In an interview on BBC radio, Care QualityCommission chairman David Prior described the allegation that his organisation covered up failings as "shocking".
But perhaps the truly most shocking element of all this is that we are not really that surprised.
The findings laid bare by consultants Grant Thornton on Wednesday confirms something that is becoming clearer and clearer as the months go by: that the in the early part of the 21st century a rotten culture developed in the NHS that put the self-interest ahead of patients.
In short, the NHS stopped caring.
Peter Walsh, of the patient group Action Against Medical Accidents, says while it is pleasing the NHS is admitting it has a problem, he is still not sure the systems being put in place are "robust or proactive" enough to deal with problems when they happen.
"I am not confident we have the right systems in place, the regulatory system is still not simple enough."
It's not about having the right systems, it's about having the right PEOPLE. As has been shown time and time again.
Families condemn 'rotten' NHS cover-up over 16 baby deaths at Morecambe Bay as data protection stops culprits being named. Daily Mail
It offers tips on how to ‘doughnut’ - or surround a speaker in Parliament in order to create the impression on television that the session is well-attended - and how to prevent a political career from derailing a marriage.
Chapter titles include “How to convince voters that the MP never stops working”, “How to dilute boredom”, “How to Climb the Greasy Pole” and “How to write an Abusive Letter”.
It says of IPSA, the expenses watchdog loathed by many Members: "It should be humanely put down, buried under a slab of concrete never to rise again from its dishonoured grave. But until that happens, you'll just have to live with it."
A chapter towards the end of the book gives advice on “How to be Ennobled.”
In the foreword Speaker John Bercow “thoroughly recommends” the book.
An extraordinary thing has happened. Now, thanks to severely depressed Americans, neither chance nor intention… neither the gods nor terrorists… pose a bigger threat to them than they pose to themselves.
Preliminary research at Rutgers suggests that the risk for suicide is unlikely to abate for future generations. Changes in marriage, social isolation and family roles mean many of the pressures faced by baby boomers will continue in the next generation, Dr. Phillips said.

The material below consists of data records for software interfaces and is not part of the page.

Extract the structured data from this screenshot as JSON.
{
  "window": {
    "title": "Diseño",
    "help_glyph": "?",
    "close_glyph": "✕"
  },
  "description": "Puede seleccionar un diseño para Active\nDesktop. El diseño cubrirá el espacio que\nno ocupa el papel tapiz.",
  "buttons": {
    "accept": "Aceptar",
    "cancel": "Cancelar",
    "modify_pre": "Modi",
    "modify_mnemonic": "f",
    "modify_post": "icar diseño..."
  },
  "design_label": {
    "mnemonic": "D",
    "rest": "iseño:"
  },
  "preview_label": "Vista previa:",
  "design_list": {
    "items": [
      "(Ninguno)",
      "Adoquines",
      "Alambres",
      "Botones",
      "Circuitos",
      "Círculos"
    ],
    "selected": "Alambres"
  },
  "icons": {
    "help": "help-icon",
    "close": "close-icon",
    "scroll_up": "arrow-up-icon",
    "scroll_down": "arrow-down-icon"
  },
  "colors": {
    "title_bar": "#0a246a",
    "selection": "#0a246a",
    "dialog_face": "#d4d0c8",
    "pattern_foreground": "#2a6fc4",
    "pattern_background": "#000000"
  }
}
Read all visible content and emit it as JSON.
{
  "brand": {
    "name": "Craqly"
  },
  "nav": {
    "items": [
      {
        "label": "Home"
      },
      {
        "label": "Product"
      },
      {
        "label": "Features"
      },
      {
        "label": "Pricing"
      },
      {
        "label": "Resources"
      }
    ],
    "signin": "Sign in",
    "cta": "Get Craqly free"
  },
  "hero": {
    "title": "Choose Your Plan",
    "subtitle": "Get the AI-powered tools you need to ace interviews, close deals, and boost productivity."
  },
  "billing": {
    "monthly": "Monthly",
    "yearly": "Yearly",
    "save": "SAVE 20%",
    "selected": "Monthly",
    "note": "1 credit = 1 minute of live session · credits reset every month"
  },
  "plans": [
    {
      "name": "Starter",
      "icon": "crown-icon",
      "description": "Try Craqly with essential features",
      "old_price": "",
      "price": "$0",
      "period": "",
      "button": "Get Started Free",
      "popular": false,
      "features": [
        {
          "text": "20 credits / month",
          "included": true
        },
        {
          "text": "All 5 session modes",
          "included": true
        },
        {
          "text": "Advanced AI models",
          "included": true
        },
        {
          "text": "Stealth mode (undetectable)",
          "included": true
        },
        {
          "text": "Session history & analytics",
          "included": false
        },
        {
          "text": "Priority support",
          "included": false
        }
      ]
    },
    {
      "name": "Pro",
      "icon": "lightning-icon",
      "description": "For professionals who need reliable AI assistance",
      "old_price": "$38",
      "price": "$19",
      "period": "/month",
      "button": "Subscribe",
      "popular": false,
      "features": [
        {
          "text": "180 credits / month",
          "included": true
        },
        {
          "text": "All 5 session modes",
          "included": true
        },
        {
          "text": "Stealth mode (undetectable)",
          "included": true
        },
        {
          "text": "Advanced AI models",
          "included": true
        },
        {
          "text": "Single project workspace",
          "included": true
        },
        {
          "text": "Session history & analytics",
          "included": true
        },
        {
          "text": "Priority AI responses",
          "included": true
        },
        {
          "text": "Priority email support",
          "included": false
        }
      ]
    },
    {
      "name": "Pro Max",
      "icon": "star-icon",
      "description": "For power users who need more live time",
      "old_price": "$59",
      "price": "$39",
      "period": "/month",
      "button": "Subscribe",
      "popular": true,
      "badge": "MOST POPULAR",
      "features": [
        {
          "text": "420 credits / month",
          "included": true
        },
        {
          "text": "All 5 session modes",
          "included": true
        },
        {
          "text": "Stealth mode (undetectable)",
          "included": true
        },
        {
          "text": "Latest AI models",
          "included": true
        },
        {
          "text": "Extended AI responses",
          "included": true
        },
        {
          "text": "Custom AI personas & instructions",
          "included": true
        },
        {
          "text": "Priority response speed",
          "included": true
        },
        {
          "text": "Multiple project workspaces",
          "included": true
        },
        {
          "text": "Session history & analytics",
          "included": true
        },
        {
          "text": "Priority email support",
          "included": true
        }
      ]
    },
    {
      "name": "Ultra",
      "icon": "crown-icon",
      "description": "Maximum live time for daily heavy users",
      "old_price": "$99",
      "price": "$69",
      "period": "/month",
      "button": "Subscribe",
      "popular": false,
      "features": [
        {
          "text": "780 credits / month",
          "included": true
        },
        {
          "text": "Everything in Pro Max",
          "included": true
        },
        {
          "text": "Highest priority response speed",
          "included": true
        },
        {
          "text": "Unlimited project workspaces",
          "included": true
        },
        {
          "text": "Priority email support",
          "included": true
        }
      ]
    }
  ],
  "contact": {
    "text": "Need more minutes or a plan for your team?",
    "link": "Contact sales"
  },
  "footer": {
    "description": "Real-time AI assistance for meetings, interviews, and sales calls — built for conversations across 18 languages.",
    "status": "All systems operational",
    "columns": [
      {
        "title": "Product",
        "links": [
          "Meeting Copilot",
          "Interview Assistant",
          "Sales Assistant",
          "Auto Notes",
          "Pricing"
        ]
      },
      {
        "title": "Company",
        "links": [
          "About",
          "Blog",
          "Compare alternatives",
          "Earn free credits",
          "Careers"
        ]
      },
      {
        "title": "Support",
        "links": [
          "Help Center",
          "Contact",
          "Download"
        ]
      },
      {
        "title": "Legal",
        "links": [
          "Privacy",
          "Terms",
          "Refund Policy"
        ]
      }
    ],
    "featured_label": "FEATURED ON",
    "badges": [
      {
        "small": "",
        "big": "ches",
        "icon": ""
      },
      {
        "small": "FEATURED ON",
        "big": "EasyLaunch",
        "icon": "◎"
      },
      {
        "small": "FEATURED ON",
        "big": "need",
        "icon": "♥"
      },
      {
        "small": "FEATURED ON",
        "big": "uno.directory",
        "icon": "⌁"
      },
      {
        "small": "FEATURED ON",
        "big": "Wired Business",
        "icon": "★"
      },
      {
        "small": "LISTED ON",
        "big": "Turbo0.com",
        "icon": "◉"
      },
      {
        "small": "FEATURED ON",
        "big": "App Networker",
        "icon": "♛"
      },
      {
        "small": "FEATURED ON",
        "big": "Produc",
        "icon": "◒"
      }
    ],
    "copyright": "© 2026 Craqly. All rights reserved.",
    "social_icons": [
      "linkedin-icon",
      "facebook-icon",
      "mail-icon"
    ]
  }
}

“The boomers had great expectations for what their life might look like, but I think perhaps it hasn’t panned out that way,” she said. “All these conditions the boomers are facing, future cohorts are going to be facing many of these conditions as well.”
Barack Obama's tears for the children of Newtown are in stark contrast to his silence over the children murdered by his drones
A nurse has been found guilty of the manslaughter of a four-week-old baby who bled to death after a botched home circumcision.
Goodluck Caubergs died the day after Grace Adeleye carried out the procedure without anaesthetic, using only a pair of scissors, forceps and olive oil, a trial at Manchester Crown Court heard.
The 67-year-old is originally from Nigeria, as are the youngster’s parents, where the circumcision of newborns is a tradition for Christian families, the jury heard.
Adeleye, who is also a midwife, was paid £100 for the operation as Goodluck’s parents were not aware the procedure was available on the NHS.
Two elephants have been saved from the deadly Siberian cold by drinking vodka, Russian officials say.
They say the animals had to be taken out into the bitter cold after the wooden trailer they were travelling in caught fire in the Novosibirsk region.
The elephants, aged 45 and 48, suffered frostbite to the tips of their ears amid temperatures of -40C (-40F)
But they were warmed up by two cases of vodka mixed with warm water, one official was quoted as saying.
"They started roaring like if they were in the jungle! Perhaps, they were happy," the official told Russia's Ria Novosti news agency.
Rather than endless calls for regulations, bans and taxes - whose efficacy is doubtful but whose effect on personal autonomy would be substantial - it would be far better to recognise that any diet with some modicum of balance will be fine for most people, who will live to a greater age than their parents or grandparents, on average, no matter how much disapproved food they consume. Claims that any particular food is some dietary panacea should be treated with a large, metaphorical pinch of salt, whoever makes them, whether they are an evil mega corporation or the bloke behind the counter at the health-food shop.
Above all, a similarly healthy scepticism should be applied to crusading medics who want to scare us with the idea that Big Food is out to kill us and who encourage politicians to regulate what we eat.
The entire governing body of a poorly performing school that blew £6,000 of its budget on a headteacher's leaving party has resigned over 'financial irregularity'.
Parents and politicians condemned the decision to use money from the ailing budget at Sherwood Park Community Primary School in Tunbridge Wells, Kent, on the summer send-off for Keith Marden.
The surprise celebration, held to mark the end of Mr Marden's 25-year tenure as head, took place at the school and is thought to have included a barbecue and a band, as well as, according to one senior councillor, 'quite a lot of drink'.